Activity
Go through the data and copy each line that holds "Calls".

Data supplied
────────────────────
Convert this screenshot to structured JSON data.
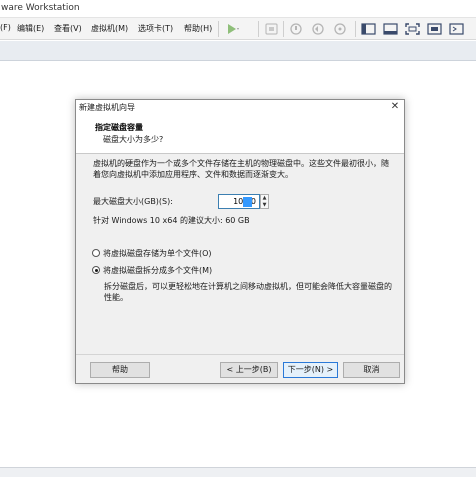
{
  "window": {
    "title": "ware Workstation"
  },
  "menu": [
    {
      "label": "(F)"
    },
    {
      "label": "编辑(E)"
    },
    {
      "label": "查看(V)"
    },
    {
      "label": "虚拟机(M)"
    },
    {
      "label": "选项卡(T)"
    },
    {
      "label": "帮助(H)"
    }
  ],
  "toolbar": [
    {
      "icon": "power-play-icon"
    },
    {
      "icon": "send-keys-icon"
    },
    {
      "icon": "snapshot-icon"
    },
    {
      "icon": "revert-snapshot-icon"
    },
    {
      "icon": "snapshot-manager-icon"
    },
    {
      "icon": "show-library-icon"
    },
    {
      "icon": "thumbnail-view-icon"
    },
    {
      "icon": "full-screen-icon"
    },
    {
      "icon": "unity-icon"
    },
    {
      "icon": "console-view-icon"
    }
  ],
  "dialog": {
    "title": "新建虚拟机向导",
    "close_glyph": "✕",
    "header_title": "指定磁盘容量",
    "header_subtitle": "磁盘大小为多少?",
    "description": "虚拟机的硬盘作为一个或多个文件存储在主机的物理磁盘中。这些文件最初很小，随着您向虚拟机中添加应用程序、文件和数据而逐渐变大。",
    "disk_size_label": "最大磁盘大小(GB)(S):",
    "disk_size_value": "100.0",
    "recommendation": "针对 Windows 10 x64 的建议大小: 60 GB",
    "option_single": "将虚拟磁盘存储为单个文件(O)",
    "option_split": "将虚拟磁盘拆分成多个文件(M)",
    "selected_option": "split",
    "split_description": "拆分磁盘后，可以更轻松地在计算机之间移动虚拟机，但可能会降低大容量磁盘的性能。",
    "buttons": {
      "help": "帮助",
      "back": "< 上一步(B)",
      "next": "下一步(N) >",
      "cancel": "取消"
    }
  }
}
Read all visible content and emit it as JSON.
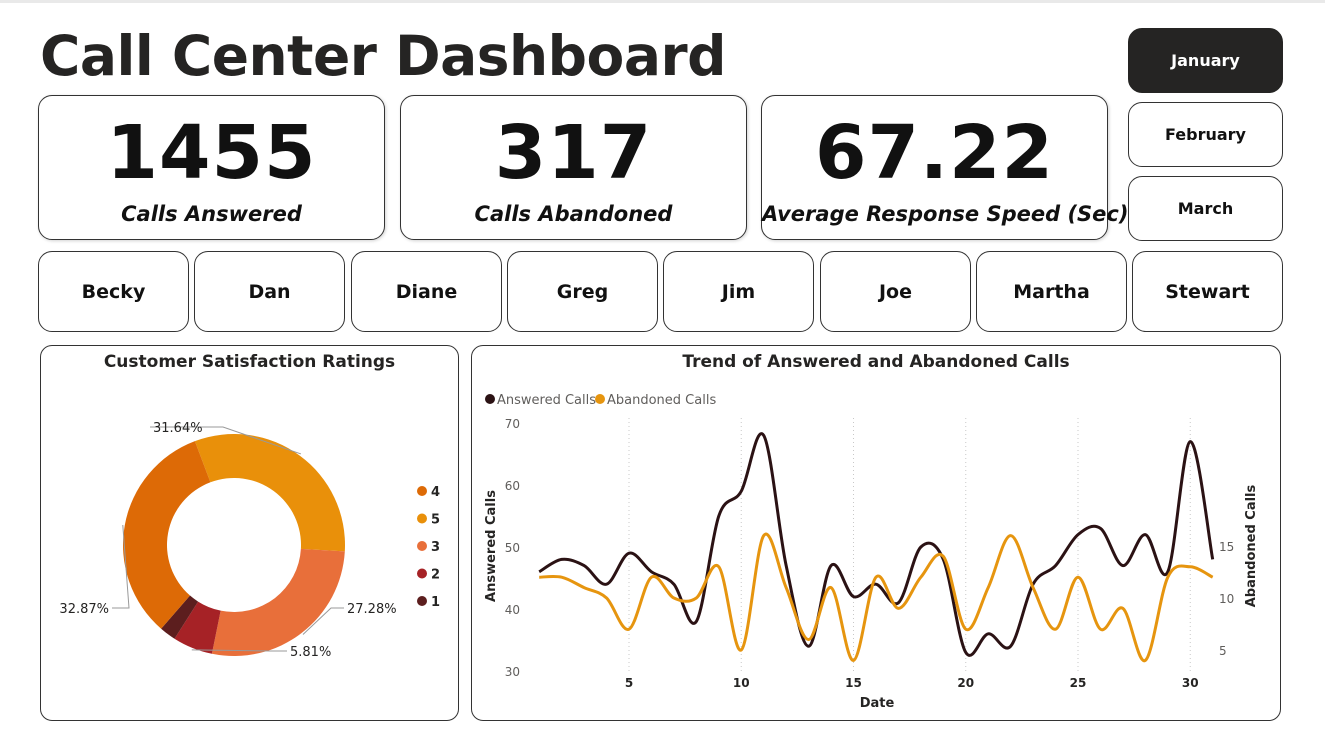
{
  "header": {
    "title": "Call Center Dashboard"
  },
  "kpis": [
    {
      "value": "1455",
      "label": "Calls Answered"
    },
    {
      "value": "317",
      "label": "Calls Abandoned"
    },
    {
      "value": "67.22",
      "label": "Average Response Speed (Sec)"
    }
  ],
  "months": {
    "selected": "January",
    "items": [
      "January",
      "February",
      "March"
    ]
  },
  "agents": [
    "Becky",
    "Dan",
    "Diane",
    "Greg",
    "Jim",
    "Joe",
    "Martha",
    "Stewart"
  ],
  "colors": {
    "dark": "#2b1214",
    "orange": "#e6950f",
    "selected_bg": "#252423"
  },
  "satisfaction": {
    "title": "Customer Satisfaction Ratings",
    "slices": [
      {
        "label": "5",
        "percent": 31.64,
        "display": "31.64%",
        "color": "#e9900a"
      },
      {
        "label": "3",
        "percent": 27.28,
        "display": "27.28%",
        "color": "#e86f3a"
      },
      {
        "label": "2",
        "percent": 5.81,
        "display": "5.81%",
        "color": "#a62226"
      },
      {
        "label": "1",
        "percent": 2.4,
        "display": "",
        "color": "#5c1e1e"
      },
      {
        "label": "4",
        "percent": 32.87,
        "display": "32.87%",
        "color": "#dd6a06"
      }
    ],
    "legend": [
      {
        "label": "4",
        "color": "#dd6a06"
      },
      {
        "label": "5",
        "color": "#e9900a"
      },
      {
        "label": "3",
        "color": "#e86f3a"
      },
      {
        "label": "2",
        "color": "#a62226"
      },
      {
        "label": "1",
        "color": "#5c1e1e"
      }
    ]
  },
  "trend": {
    "title": "Trend of Answered and Abandoned Calls",
    "legend": [
      {
        "label": "Answered Calls",
        "color": "#2b1214"
      },
      {
        "label": "Abandoned Calls",
        "color": "#e6950f"
      }
    ],
    "xlabel": "Date",
    "ylabel_left": "Answered Calls",
    "ylabel_right": "Abandoned Calls",
    "x_ticks": [
      "5",
      "10",
      "15",
      "20",
      "25",
      "30"
    ],
    "y_left_ticks": [
      "30",
      "40",
      "50",
      "60",
      "70"
    ],
    "y_right_ticks": [
      "5",
      "10",
      "15"
    ]
  },
  "chart_data": [
    {
      "type": "pie",
      "title": "Customer Satisfaction Ratings",
      "categories": [
        "5",
        "3",
        "2",
        "1",
        "4"
      ],
      "values": [
        31.64,
        27.28,
        5.81,
        2.4,
        32.87
      ],
      "legend": "right"
    },
    {
      "type": "line",
      "title": "Trend of Answered and Abandoned Calls",
      "xlabel": "Date",
      "ylabel": "Answered Calls",
      "y2label": "Abandoned Calls",
      "x": [
        1,
        2,
        3,
        4,
        5,
        6,
        7,
        8,
        9,
        10,
        11,
        12,
        13,
        14,
        15,
        16,
        17,
        18,
        19,
        20,
        21,
        22,
        23,
        24,
        25,
        26,
        27,
        28,
        29,
        30,
        31
      ],
      "series": [
        {
          "name": "Answered Calls",
          "axis": "left",
          "values": [
            46,
            48,
            47,
            44,
            49,
            46,
            44,
            38,
            55,
            59,
            68,
            47,
            34,
            47,
            42,
            44,
            41,
            50,
            48,
            33,
            36,
            34,
            44,
            47,
            52,
            53,
            47,
            52,
            46,
            67,
            48
          ]
        },
        {
          "name": "Abandoned Calls",
          "axis": "right",
          "values": [
            12,
            12,
            11,
            10,
            7,
            12,
            10,
            10,
            13,
            5,
            16,
            11,
            6,
            11,
            4,
            12,
            9,
            12,
            14,
            7,
            11,
            16,
            11,
            7,
            12,
            7,
            9,
            4,
            12,
            13,
            12
          ]
        }
      ],
      "ylim": [
        30,
        70
      ],
      "y2lim": [
        5,
        15
      ],
      "legend": "top-left",
      "grid": "vertical dotted"
    }
  ]
}
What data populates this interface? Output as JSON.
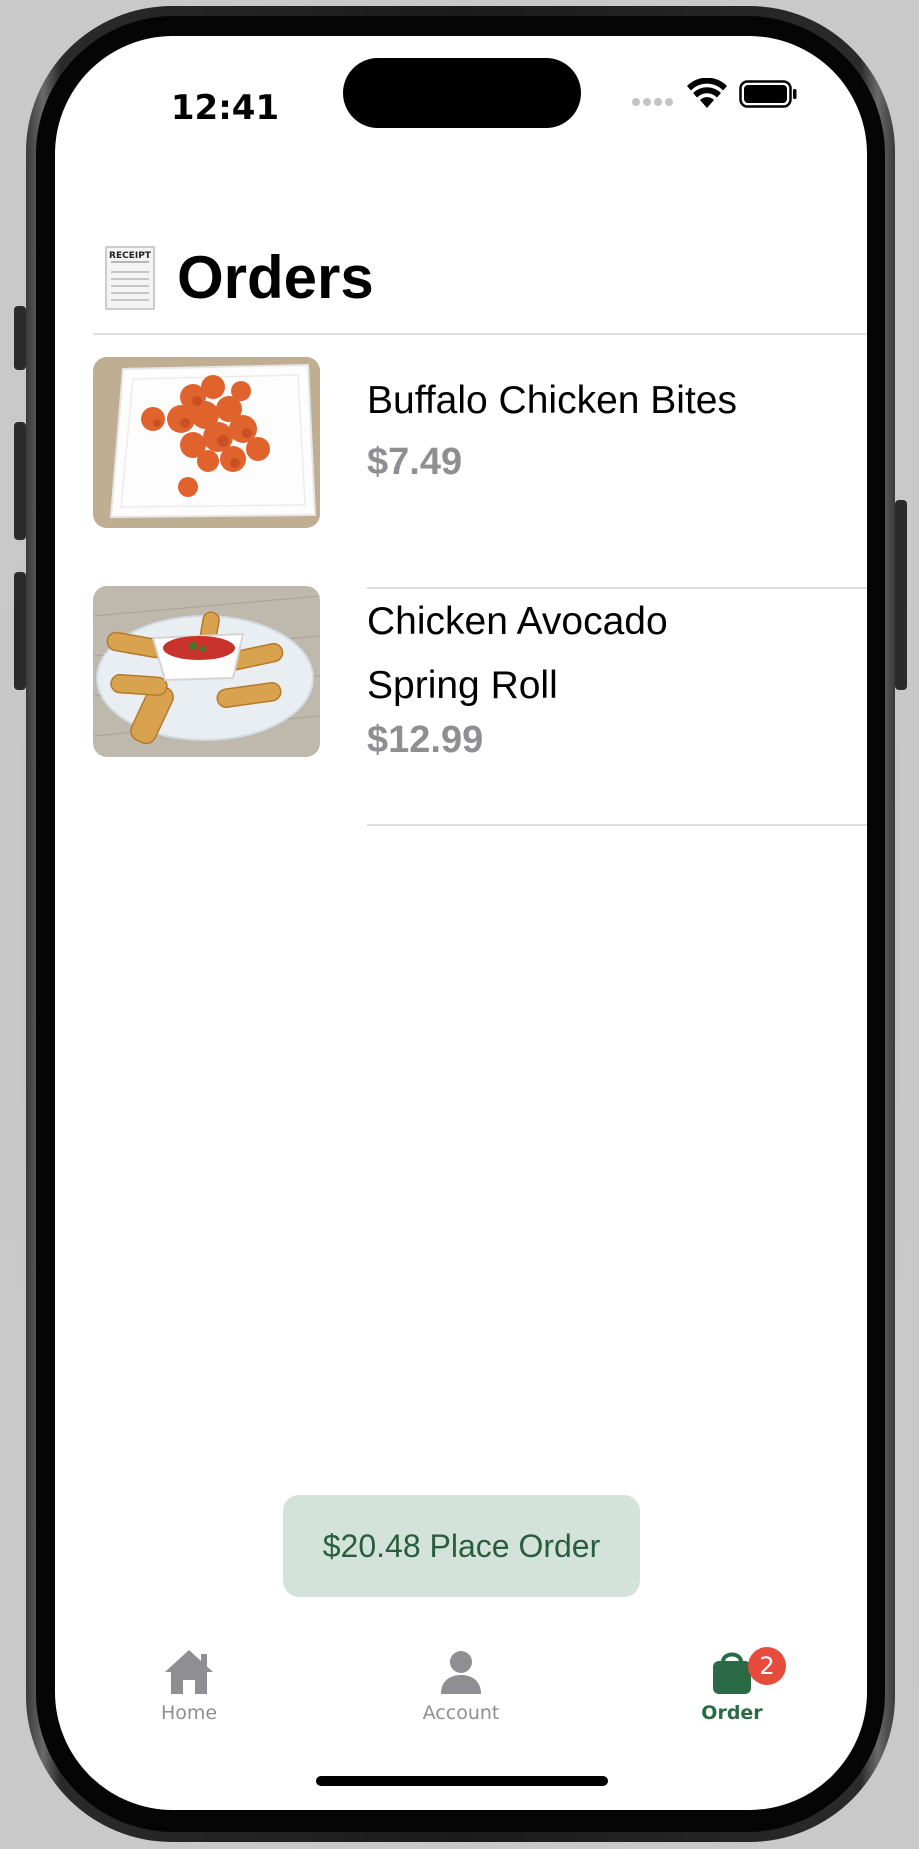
{
  "status_bar": {
    "time": "12:41",
    "icons": [
      "cellular-signal-icon",
      "wifi-icon",
      "battery-icon"
    ]
  },
  "header": {
    "title": "Orders",
    "icon": "receipt-icon",
    "receipt_text": "RECEIPT"
  },
  "orders": [
    {
      "name": "Buffalo Chicken Bites",
      "price": "$7.49",
      "image": "buffalo-chicken-bites-photo"
    },
    {
      "name_line1": "Chicken Avocado",
      "name_line2": "Spring Roll",
      "price": "$12.99",
      "image": "chicken-avocado-spring-roll-photo"
    }
  ],
  "place_order": {
    "label": "$20.48 Place Order"
  },
  "tab_bar": {
    "tabs": [
      {
        "label": "Home",
        "icon": "house-icon",
        "active": false
      },
      {
        "label": "Account",
        "icon": "person-icon",
        "active": false
      },
      {
        "label": "Order",
        "icon": "shopping-bag-icon",
        "active": true,
        "badge": "2"
      }
    ]
  },
  "colors": {
    "accent": "#2a6b45",
    "button_bg": "#d4e3da",
    "button_text": "#2a5d3f",
    "inactive_tab": "#8e8e93",
    "badge": "#e64b3b",
    "price_gray": "#8e8e93"
  }
}
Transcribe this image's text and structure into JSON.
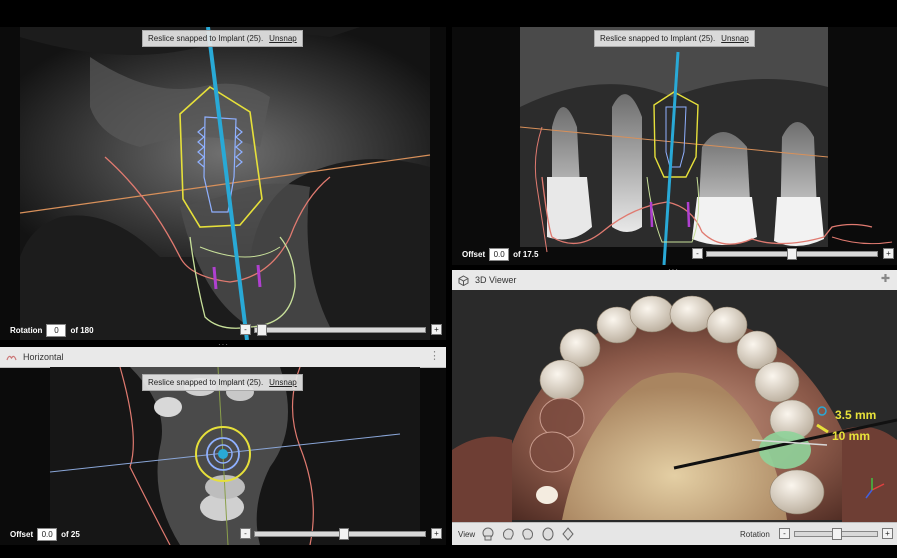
{
  "snap_banner": {
    "text": "Reslice snapped to Implant (25).",
    "unsnap_label": "Unsnap"
  },
  "pane_top_left": {
    "rotation_label": "Rotation",
    "rotation_value": "0",
    "rotation_of": "of 180"
  },
  "pane_top_right": {
    "offset_label": "Offset",
    "offset_value": "0.0",
    "offset_of": "of 17.5"
  },
  "pane_horizontal": {
    "title": "Horizontal",
    "offset_label": "Offset",
    "offset_value": "0.0",
    "offset_of": "of 25"
  },
  "pane_3d": {
    "title": "3D Viewer",
    "implant_diameter": "3.5 mm",
    "implant_length": "10 mm",
    "view_label": "View",
    "rotation_label": "Rotation",
    "view_icons": [
      "skull-front-icon",
      "skull-side-icon",
      "skull-back-icon",
      "skull-top-icon",
      "skull-bottom-icon"
    ]
  },
  "colors": {
    "implant_axis": "#29a9d6",
    "implant_outline": "#8fb0ff",
    "safety_zone": "#e6e03a",
    "nerve_line": "#e07a70",
    "reference_line": "#d8905a",
    "root_outline": "#c8e09a",
    "marker": "#b040d0"
  }
}
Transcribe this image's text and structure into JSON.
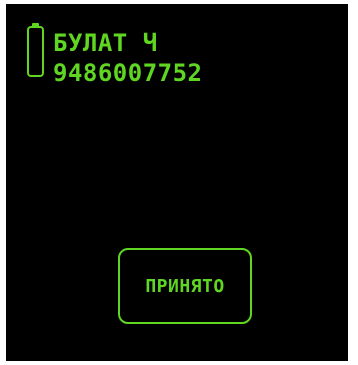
{
  "colors": {
    "accent": "#5fd621",
    "background": "#000000"
  },
  "status": {
    "battery_icon": "battery-icon"
  },
  "contact": {
    "name": "БУЛАТ Ч",
    "phone": "9486007752"
  },
  "actions": {
    "accept_label": "ПРИНЯТО"
  }
}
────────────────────
Solution for this task
      "label": "Calls Answered"
      "label": "Calls Abandoned"
    "title": "Trend of Answered and Abandoned Calls",
        "label": "Answered Calls",
        "label": "Abandoned Calls",
    "ylabel_left": "Answered Calls",
    "ylabel_right": "Abandoned Calls",
      "title": "Trend of Answered and Abandoned Calls",
      "ylabel": "Answered Calls",
      "y2label": "Abandoned Calls",
          "name": "Answered Calls",
          "name": "Abandoned Calls",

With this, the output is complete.